Is the role of an EU representative primarily to provide an enforcement hook?

I don’t necessarily see the role in that way. I think that the primary role of representative is to provide data subjects, and supervisory authorities in the EU, with a source of contact for the non EU based controller or processor in the business.

And so if you think about it, I would look at it the other way around. Ultimately, at the moment, if a data subject who is based in the EU wants to exercise their GDPR rights, the GDPR states that they should not have to go outside of the EU to exercise a right that ultimately they’re entitled to do so locally. And that’s why the representative is required to be there.

Ultimately, an appointed representative will be one of the ways in which a controller or processer would ensure that it is not exposing itself to fines or to sanctions by the supervisory authority because the requirement to appoint a representative is one of the obligations that a controller is obliged to comply with the GDPR.
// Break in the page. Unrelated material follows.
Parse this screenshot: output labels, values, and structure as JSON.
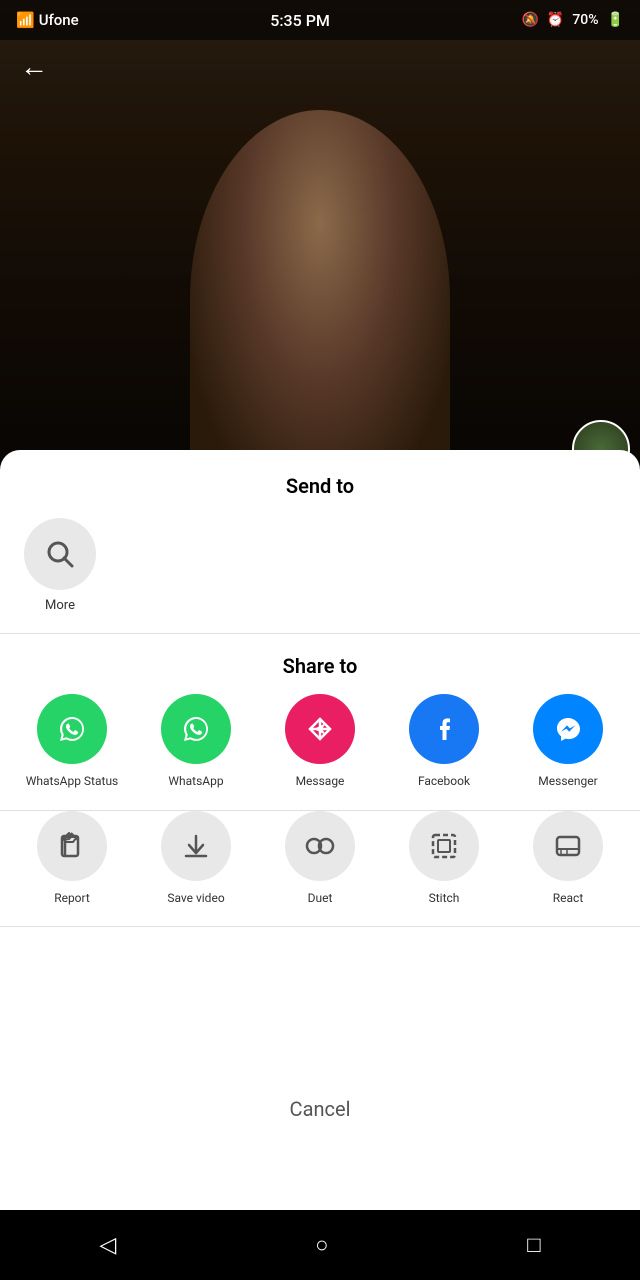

There is a reference in the GDPR to the representative being amenable to sanction or to being capable of being enforced against on behalf of the non EU based business and the representative will then ordinarily, in its appointment agreement with the business that is located outside the EU, presumably have arrangements in place to ensure that if it’s found liable for anything that will ultimately be indemnified by the business that’s appointing it. I guess the main purpose of it is to give EU data subjects and data supervisory authorities an ability to communicate and be able to follow up with a local and accountable representative.